Historic stand. Canoeist Michal Martikán (center) celebrates his white-water slalom victory - independent Slovakia's first Summer Olympic gold - with Czech silver medalist Lukaš Pollert (left) and French bronze medalist Patrice Estanguet.
President Michal Kováč was there, his coat thrown off in the summer evening heat, energetically waving a white handkerchief in greeting the 70 Slovak competitors as they entered the packed stadium. Within the first eight days of competition, two of those athletes had won medals and one of those two had 1 million Sk coming his way, courtesy of the Slovak Olympic Committee.
The nation's voracious appetite for its first medal was satiated when rifleman Jozef Gönci fired off a bronze in the 50 meter air rifle contest with a score of 701.9. "I think I am now among the happiest people in the world," the 22-year-old Košice native said. "Before taking off for Atlanta, my trainer and I did everything we could to ensure success, but we weren't counting on getting to the finals. I thank God that it happened."
Gönci's family rejoiced. "You cannot imagine how much I cried," said Gönci's mother, Anna Gönciová. "When I called to tell my daughter what happened, I couldn't even talk. Now I'll have to take all my money from my account in the next few days and buy all the newspapers with stories about Jožko and save them."
Michal Martikán of Liptovský Mikuláš paddled a virtually flawless run on his way to gold.
His standing, however, was low, considering Martikán had won the World Championships on this course in April. Anything short of a top three finish would have been disappointing. Earlier in the week, Katarína Piačková, a secretary at Martikán's home club KTK Dukla Liptovský Mikuláš, said, "He's the best of our competitors and he is our best chance, we hope, for a medal."
With his compatriots watching back home live on STV, Martikán paddled a perfect second run. Stroking furiously, he cleanly maneuvered through all 25 gates without any penalties. Upon crossing the finish line in a time of 151.03 seconds, he glanced at the scoreboard, saw he was in first and raised his paddle briefly in triumph. Then he made his way to the river shore, grinned and cried as members of his team ran to embrace him.
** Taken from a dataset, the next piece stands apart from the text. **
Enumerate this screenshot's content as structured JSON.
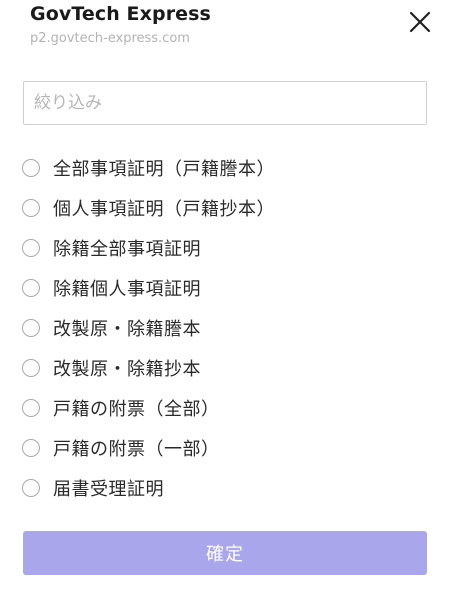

Before he could claim victory, Martikán had to watch the last couple competitors make their way down the course. He got a scare as his smooth-paddling Czech rival, Lukáš Pollert, threatened to overtake Martikán. But Pollert fell 14 hundredths of a second short and wound up with silver. Martikán's triumph earned him independent Slovakia's first gold medal in a Summer Olympics.
Hype and Disappointment
Rifleman Jozef Gönci's (right) bronze was independent Slovakia's first Summer Olympic medal.
"She has done very well and we are proud of her," said her father, Karol Moravec, speaking from the family home in Piešťany. "I think ninth in the Olympics is a very strong performance." He did reveal, though, that Moravcová felt the weight of a country's expectations that she would medal. "She feels disappointed of course," Moravcová's father said. "But you know, that's sports."
Moravcová's was hardly the only tale of woe. Yachtsman Marek Valášek had to delay his departure to Atlanta because he was mugged in Bratislava. But the 23-year-old bounced back in the seawater off the coast of Savannah, Georgia, to finish a surprising fifth in the first race of the yachting competition. But in the fourth stage, Valášek made a crucial mistake and fell out of his boat. He finished twenty-second.
Although the Games' first ten days yielded only two medals for Slovakia, there were other successes. Kayaker Gabriela Bosková took fifth place in the women's single slalom, and tennis player Karina Habšudová advanced to the round of 16, before losing to fourth seed Iva Majoli of Croatia, 6-4, 6-3, 6-4.
31. Jul 1996 at 0:00 | Phil Lodge